hustle of lawn maintenance workers

foliage (leaves collectively, attached)

phyllotaxy (arrangement of leaves on a stem) alternate, opposite, sessile, whorled

autumn, pile or rake of leaves (fallen)

shield or symbiont of lichens

gild of lilies

thicket of mangrove

canvas or grove of (sugar) maples

marsh of mallows

sprig of mint

bank of money plants

dawn of morning glories

carpet or covering of moss(es) or liverwort(s)

   specifically: cushion, mat, turf, weft

what-the-fuck or OMG of mulberry weed (or other unwanted weeds - overwhelming sudden appearance)

mess of mushrooms (picked, to be eaten)

cluster or troop of mushrooms (in situ)

tribe of natives

fatality of nightshade

majesty of oaks

rope or weeping of onions

pocket of oranges
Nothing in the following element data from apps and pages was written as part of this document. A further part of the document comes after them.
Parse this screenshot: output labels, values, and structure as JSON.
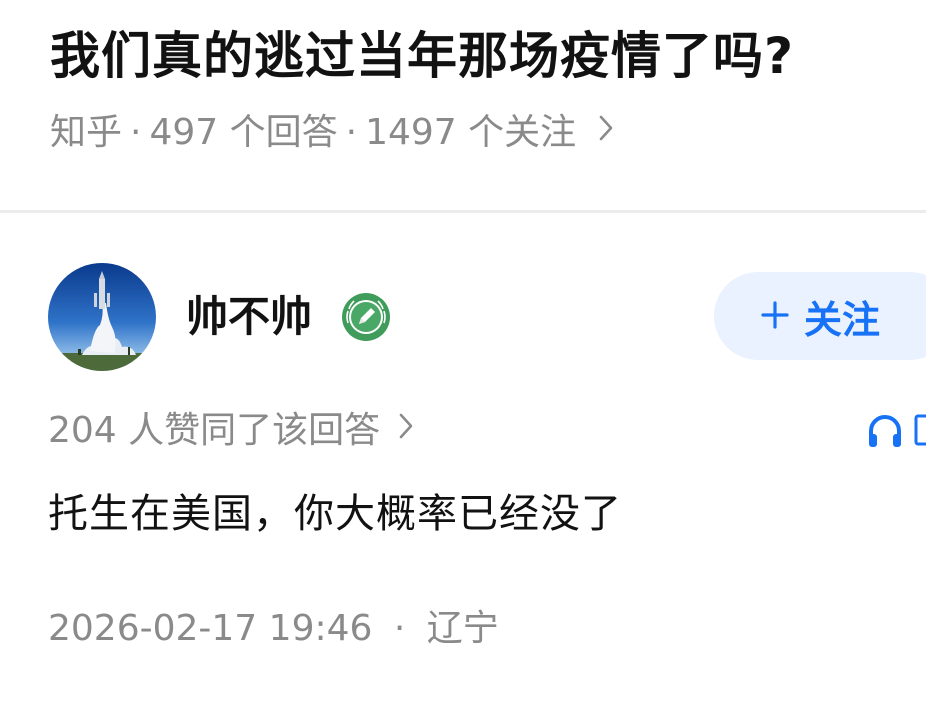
{
  "question": {
    "title": "我们真的逃过当年那场疫情了吗?",
    "source": "知乎",
    "answers": "497 个回答",
    "followers": "1497 个关注",
    "separator": "·",
    "more_icon": "chevron-right-icon"
  },
  "answer": {
    "author": {
      "name": "帅不帅",
      "avatar": "rocket-launch-photo",
      "badge_icon": "pencil-badge-icon"
    },
    "follow_button": {
      "label": "关注",
      "icon": "plus-icon",
      "color": "#1772f6",
      "background": "#eaf2ff"
    },
    "vote_text": "204 人赞同了该回答",
    "listen_icon": "headphones-icon",
    "content": "托生在美国，你大概率已经没了",
    "timestamp": "2026-02-17 19:46",
    "separator": "·",
    "location": "辽宁"
  }
}
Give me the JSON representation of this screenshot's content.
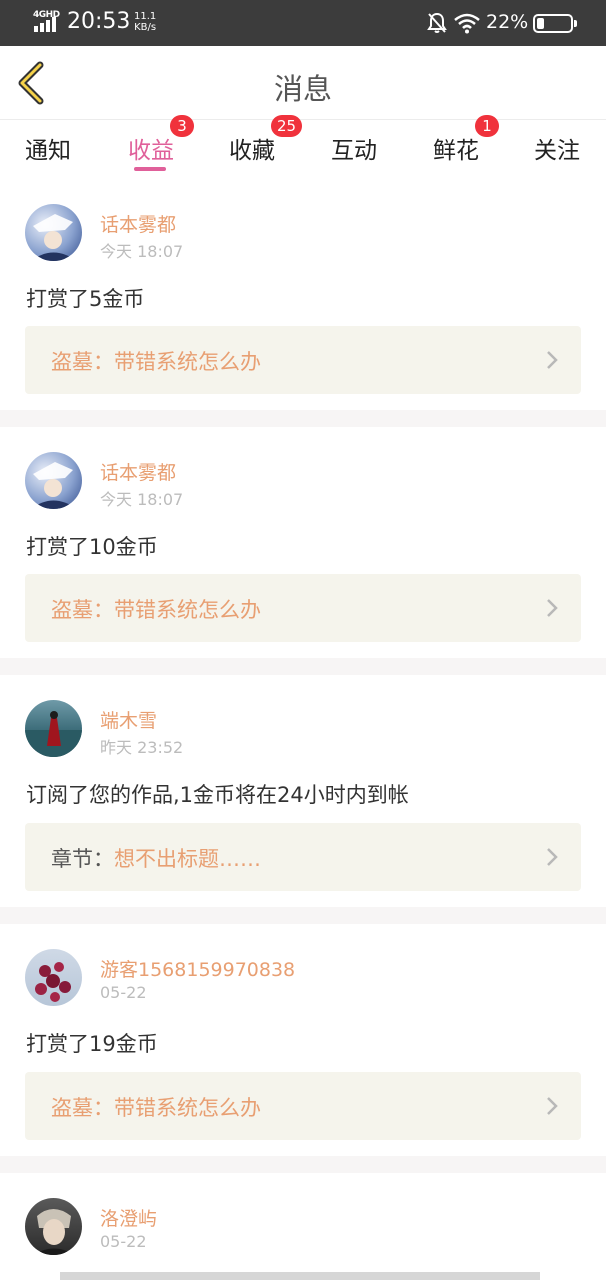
{
  "status_bar": {
    "network": "4GHD",
    "time": "20:53",
    "speed_value": "11.1",
    "speed_unit": "KB/s",
    "battery_pct": "22%",
    "battery_level": 0.22
  },
  "header": {
    "title": "消息"
  },
  "tabs": [
    {
      "label": "通知",
      "badge": ""
    },
    {
      "label": "收益",
      "badge": "3"
    },
    {
      "label": "收藏",
      "badge": "25"
    },
    {
      "label": "互动",
      "badge": ""
    },
    {
      "label": "鲜花",
      "badge": "1"
    },
    {
      "label": "关注",
      "badge": ""
    }
  ],
  "active_tab": "收益",
  "colors": {
    "accent": "#e0609a",
    "name": "#e89f72",
    "badge": "#f0323c",
    "ref_bg": "#f5f4ec"
  },
  "messages": [
    {
      "user": "话本雾都",
      "time": "今天 18:07",
      "action": "打赏了5金币",
      "ref_label": "盗墓：",
      "ref_title": "带错系统怎么办"
    },
    {
      "user": "话本雾都",
      "time": "今天 18:07",
      "action": "打赏了10金币",
      "ref_label": "盗墓：",
      "ref_title": "带错系统怎么办"
    },
    {
      "user": "端木雪",
      "time": "昨天 23:52",
      "action": "订阅了您的作品,1金币将在24小时内到帐",
      "ref_label": "章节：",
      "ref_title": "想不出标题……"
    },
    {
      "user": "游客1568159970838",
      "time": "05-22",
      "action": "打赏了19金币",
      "ref_label": "盗墓：",
      "ref_title": "带错系统怎么办"
    },
    {
      "user": "洛澄屿",
      "time": "05-22"
    }
  ]
}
coterie or rarity of orchids

greasing of palms

crime of passionflowers

patch of pawpaw (trees)

blush of peaches

pod of peas

shake of pecans

droop of peonies

perianth (surrounding non-reproductive parts of a flower)

perigonium (all the tepals of a flower)

pucker of persimmons

infestation of pests (invertebrates)

shepherd of phlox

longing or whisper of pines

garden, greenhouse or nursery of plants (being grown) also, arboretum, estate, garth, grounds, hedge, park, parterre, plot, shrubbery or yard (see also general terms); may also imply a specific arrangement (allée, block, drift, mass)

   community of plants (wild & sharing a common environment, e.g., bog, fen, forest, meadow, oldfield, prairie, savanna, etc.)

   family of plants (wild and related, genetically and via root interconnectivity)

   flora (plants of a particular region or habitat)

   (see also genet and individual specific names)

rash of poison ivy

mass of pollen (in situ)

cloud or sneeze of pollen (aerosolized)

mommy of poppies

bed or stand of reeds

paddy of rice

prickle or war of roses

hurry of rushes

heap of sand

curiosity or force of scientists

edge of sedges

pinch, handful, packet, bag or sack of seeds

touch of sensitive plants

butchery of sheared or pollarded plants

arboretum, hedge or shrubbery of shrubs

flex of spinach

bundle of sticks

annoyance or matting of sticktights (plant hitchhikers)

henge of stone fruit

graveyard of stumps

reservoir or thickness of succulents

vincent of sunflowers

key, clade or classification of taxonomists

stand of timber (uncut)

fall or flat of timber (cut)

arboretum, clump, copse (small trees), coupe, forest, grove, monoculture, orchard (deciduous or fruit), spinney (small copse), stand, stillness, stock, thicket or wood of trees

something of a conundrum when using a collective noun with trees unless referring to a specific species (e.g., a wood of hickories); moreover, wood refers to a smaller delineated area

shed of tools

tub of tubers

pursing, tepal or tiptoe of tulips

tangle of vines

shrink of violets

headache, stain or tumble of walnuts

drift or littering of waterlilies (or other floating plants)

overwhelm or wicket of weeds

shaft, sheaf or shock of wheat

bend of willows

blizzard of winterberries

wood (cut) dependent on the measure

can, clew or mouthful of worms

gloom or quiver of yews